'In terms of Kashmir, our policy is same, we continue to encourage the sides to sit down and talk together about that', Heather said.
Washington: The US has asked India and Pakistan to continue to engage in direct talks aimed at reducing tensions between the two countries.
“I think one of the things that we would do is ask or encourage India and Pakistan to sit down together and engage in direct dialogue that is aimed at reducing tensions between both of those countries,” State Department spokesperson Heather Nauert told reporters on Wednesday.
She was responding to a question on the statement made by the secretary of state Rex Tillerson a day earlier in which he sought some steps of rapprochement on issues with Pakistan.
“What was he referring to in terms of the steps India could take?” Nauert was asked at her daily news conference.
“Well, I think going up to 30,000 feet, we view the whole strategy and handling Afghanistan as being a regional strategy, and that, of course, incorporates India as well as Pakistan, so incorporating all the nations in that region who we believe can help assist and help make Afghanistan a stable place where you’ll never have a terror group that will take root in that country again and can launch attacks on other countries,” Nauert replied when asked if Tillerson was linking, a solution on Kashmir with Pakistan-Afghanistan.

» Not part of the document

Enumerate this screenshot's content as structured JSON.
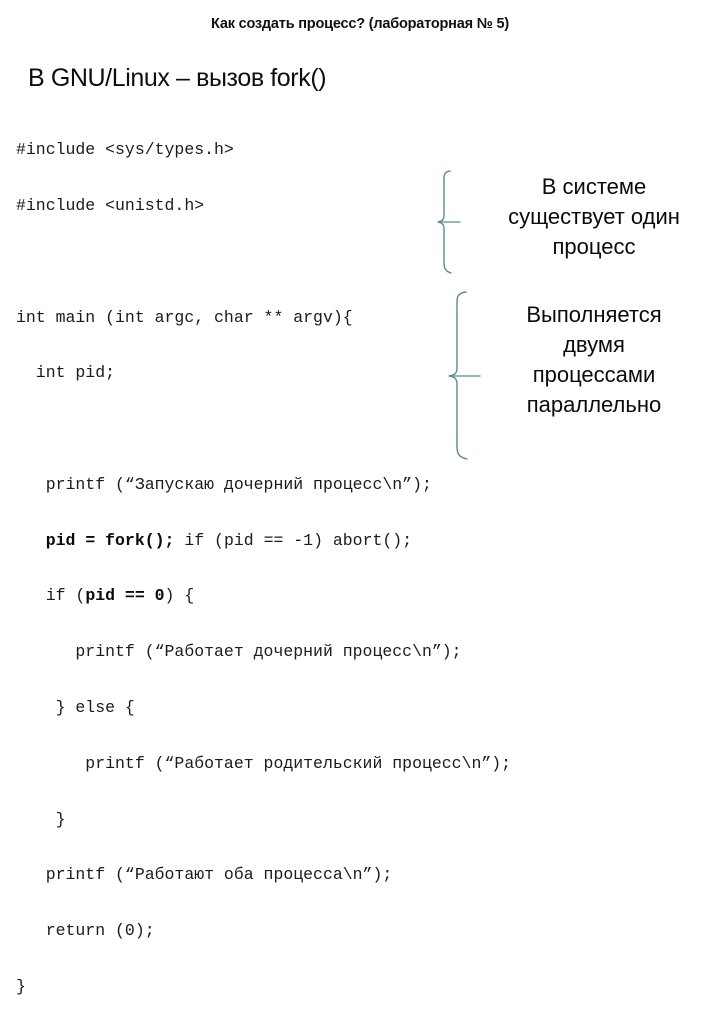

“In terms of Kashmir, our policy on that has not changed. We continue to encourage the sides to sit down and talk together about that,” the spokesperson said. India an important regional strategic partner to US

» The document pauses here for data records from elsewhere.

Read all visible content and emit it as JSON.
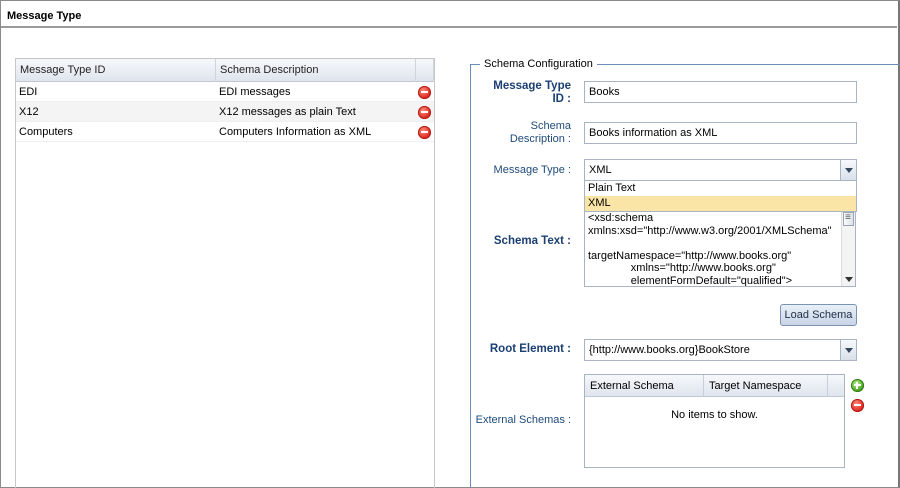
{
  "window": {
    "title": "Message Type"
  },
  "message_types_grid": {
    "columns": [
      "Message Type ID",
      "Schema Description"
    ],
    "rows": [
      {
        "id": "EDI",
        "description": "EDI messages"
      },
      {
        "id": "X12",
        "description": "X12 messages as plain Text"
      },
      {
        "id": "Computers",
        "description": "Computers Information as XML"
      }
    ]
  },
  "schema_config": {
    "legend": "Schema Configuration",
    "message_type_id_label_1": "Message Type",
    "message_type_id_label_2": "ID :",
    "message_type_id_value": "Books",
    "schema_description_label_1": "Schema",
    "schema_description_label_2": "Description :",
    "schema_description_value": "Books information as XML",
    "message_type_label": "Message Type :",
    "message_type_value": "XML",
    "message_type_options": [
      "Plain Text",
      "XML"
    ],
    "schema_text_label": "Schema Text :",
    "schema_text_value": "<xsd:schema\nxmlns:xsd=\"http://www.w3.org/2001/XMLSchema\"\n\ntargetNamespace=\"http://www.books.org\"\n              xmlns=\"http://www.books.org\"\n              elementFormDefault=\"qualified\">",
    "load_schema_label": "Load Schema",
    "root_element_label": "Root Element :",
    "root_element_value": "{http://www.books.org}BookStore",
    "external_schemas_label": "External Schemas :",
    "external_columns": [
      "External Schema",
      "Target Namespace"
    ],
    "external_empty_text": "No items to show."
  }
}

“India is emerging as a very important regional strategic partner. They have played an important role in supporting the Afghan government and, in particular, supporting the economy,” Nauert said.
“India has provided developmental assistance, they have provided economic assistance, they’re hosting an important economic conference in India next week,” she said, adding, that the US recognises India’s contributions in Afghanistan.
“They’ve done a lot in terms of development and helping to promote Afghanistan’s economy. So we appreciate that, we’re grateful to that, and we look forward to India continuing to play a role in what we believe is an eventual – what we hope is an eventual peace process in Afghanistan,” Nauert said.
“They’ve pledged about $ 3 billion since 2001. So we continue to thank them for that and look forward to them hopefully doing more to be a part of the solution,” she said.